But think about how you’d feel if an agent came to your house and said, “well, my advice would be to price it somewhere between $368,000 and $432,000, and I’m confident that we have a 50% chance of selling it within that range. Yay for me!”
Would you have a lot of confidence in that agent? Well, then, don’t fall in love with that AVM.
And the One Mistake They Make Afterwards….
Finally, even if sellers avoid the five big mistakes when they’re pricing their home, they can still make a mistake afterwards – namely, they “set it and forget it.”
Even in the best of circumstances, your initial home price is a guess. Pricing is both an art and a science, and you never quite know exactly how the market is going to react when you list your home.
Indeed, from a pure “Economics 101” perspective, it almost doesn’t matter where you initially price your home, because the market is going to “correct” you. If you price it too high, your home will languish on the market as buyers take a pass until you reduce it. And if you price it too low, you’ll drive intense buyer demand that can drive the price up over asking. Either way, either through reductions or bidding wars, you end up at the “true” market price.
But those economic fundamentals depend on you actually listening to what the market is telling you. What feedback are you getting from agents? What are buyers saying? What kind of traffic is your listing getting online? Is that traffic turning into showings? Into offers? Have other homes on the market sold? What for? And what happened to the buyers who did come to look at your home? Did they buy something else?
In other words, you need to stay engaged and involved in the marketing of your home, and listen to what the market is saying. If the market is telling you something, you’d better listen.
With all that said, you need to remember one thing: you’re the boss. Your agent works for you. Ideally, your agent should give you all the information you need to make an informed decision on price. And, also ideally, you should consider all that information and make a reasonable decision.
But at the end of the day, it’s your home. If you want to price it to the unsolds, or price it to what you need, or get every dollar you put into it – then that’s your call. Just don’t hold it against your agent if you go against her recommendations and you’re still living in a home for sale six months later.

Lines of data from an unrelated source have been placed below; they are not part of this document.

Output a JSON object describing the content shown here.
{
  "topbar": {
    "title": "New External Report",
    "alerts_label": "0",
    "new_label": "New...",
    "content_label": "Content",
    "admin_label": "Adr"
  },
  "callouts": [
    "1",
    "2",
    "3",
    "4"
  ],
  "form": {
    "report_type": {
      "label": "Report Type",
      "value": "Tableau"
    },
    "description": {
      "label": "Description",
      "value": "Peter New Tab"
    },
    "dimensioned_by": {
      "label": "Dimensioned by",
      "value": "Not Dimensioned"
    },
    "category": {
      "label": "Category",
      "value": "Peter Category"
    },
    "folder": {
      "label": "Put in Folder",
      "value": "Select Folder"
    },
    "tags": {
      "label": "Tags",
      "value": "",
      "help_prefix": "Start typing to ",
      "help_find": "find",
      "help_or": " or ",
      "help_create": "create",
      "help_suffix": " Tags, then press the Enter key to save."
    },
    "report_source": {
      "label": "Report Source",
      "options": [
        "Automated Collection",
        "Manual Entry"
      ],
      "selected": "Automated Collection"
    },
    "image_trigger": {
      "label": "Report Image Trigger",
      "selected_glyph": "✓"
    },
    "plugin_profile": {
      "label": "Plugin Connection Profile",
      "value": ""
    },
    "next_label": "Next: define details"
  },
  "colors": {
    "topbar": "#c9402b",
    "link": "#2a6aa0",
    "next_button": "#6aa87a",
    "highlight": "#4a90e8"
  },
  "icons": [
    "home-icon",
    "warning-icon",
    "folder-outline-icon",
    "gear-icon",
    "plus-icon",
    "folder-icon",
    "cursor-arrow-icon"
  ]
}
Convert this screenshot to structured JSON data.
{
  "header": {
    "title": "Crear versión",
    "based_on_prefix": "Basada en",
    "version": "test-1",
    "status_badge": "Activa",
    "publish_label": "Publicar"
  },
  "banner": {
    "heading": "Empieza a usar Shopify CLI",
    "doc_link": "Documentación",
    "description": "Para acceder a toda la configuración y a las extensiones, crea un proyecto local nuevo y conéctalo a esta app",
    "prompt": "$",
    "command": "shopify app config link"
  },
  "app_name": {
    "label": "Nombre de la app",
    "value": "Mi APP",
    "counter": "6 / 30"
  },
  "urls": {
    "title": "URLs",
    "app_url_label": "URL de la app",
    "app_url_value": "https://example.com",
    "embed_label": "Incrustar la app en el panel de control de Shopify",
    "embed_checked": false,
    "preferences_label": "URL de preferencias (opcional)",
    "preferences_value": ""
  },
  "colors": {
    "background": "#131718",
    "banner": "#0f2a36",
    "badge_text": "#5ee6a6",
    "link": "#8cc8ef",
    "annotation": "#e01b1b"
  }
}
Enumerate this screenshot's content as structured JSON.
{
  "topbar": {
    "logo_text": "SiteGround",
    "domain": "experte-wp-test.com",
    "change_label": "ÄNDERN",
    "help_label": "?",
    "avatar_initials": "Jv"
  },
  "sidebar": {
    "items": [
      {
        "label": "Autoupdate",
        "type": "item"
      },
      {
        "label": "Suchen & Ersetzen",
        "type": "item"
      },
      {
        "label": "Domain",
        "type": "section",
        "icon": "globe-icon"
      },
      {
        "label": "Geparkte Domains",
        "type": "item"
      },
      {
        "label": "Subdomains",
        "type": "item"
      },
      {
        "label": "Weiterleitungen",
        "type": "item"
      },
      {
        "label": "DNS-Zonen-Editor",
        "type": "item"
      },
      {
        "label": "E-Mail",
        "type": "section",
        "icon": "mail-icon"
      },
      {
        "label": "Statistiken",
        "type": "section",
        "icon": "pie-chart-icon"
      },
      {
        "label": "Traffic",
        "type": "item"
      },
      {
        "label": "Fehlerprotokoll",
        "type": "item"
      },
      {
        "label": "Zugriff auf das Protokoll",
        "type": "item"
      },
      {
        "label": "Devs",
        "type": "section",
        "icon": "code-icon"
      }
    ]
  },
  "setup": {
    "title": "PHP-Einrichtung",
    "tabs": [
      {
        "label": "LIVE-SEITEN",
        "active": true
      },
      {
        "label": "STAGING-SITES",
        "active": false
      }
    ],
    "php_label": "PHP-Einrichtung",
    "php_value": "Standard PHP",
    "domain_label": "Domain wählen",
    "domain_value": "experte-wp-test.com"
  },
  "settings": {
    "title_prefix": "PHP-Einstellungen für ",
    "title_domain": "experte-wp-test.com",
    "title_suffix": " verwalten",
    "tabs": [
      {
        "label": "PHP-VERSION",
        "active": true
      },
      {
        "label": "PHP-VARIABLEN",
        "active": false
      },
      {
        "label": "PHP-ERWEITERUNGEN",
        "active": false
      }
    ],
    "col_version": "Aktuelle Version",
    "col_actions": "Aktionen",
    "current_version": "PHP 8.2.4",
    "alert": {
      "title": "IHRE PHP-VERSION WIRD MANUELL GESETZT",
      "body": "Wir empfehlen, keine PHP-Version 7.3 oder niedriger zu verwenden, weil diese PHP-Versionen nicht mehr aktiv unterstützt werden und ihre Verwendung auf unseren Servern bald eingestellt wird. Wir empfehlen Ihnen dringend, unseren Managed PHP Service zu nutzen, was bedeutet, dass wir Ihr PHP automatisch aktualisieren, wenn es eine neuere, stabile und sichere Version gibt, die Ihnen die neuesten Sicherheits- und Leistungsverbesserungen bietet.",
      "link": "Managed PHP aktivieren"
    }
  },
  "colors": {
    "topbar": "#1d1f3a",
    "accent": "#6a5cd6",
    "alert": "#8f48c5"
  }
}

Editor’s Note: This was originally published in Inman Media on April 21, 2016 as “6 Massive Pricing Mistakes Homesellers Need to Evade.”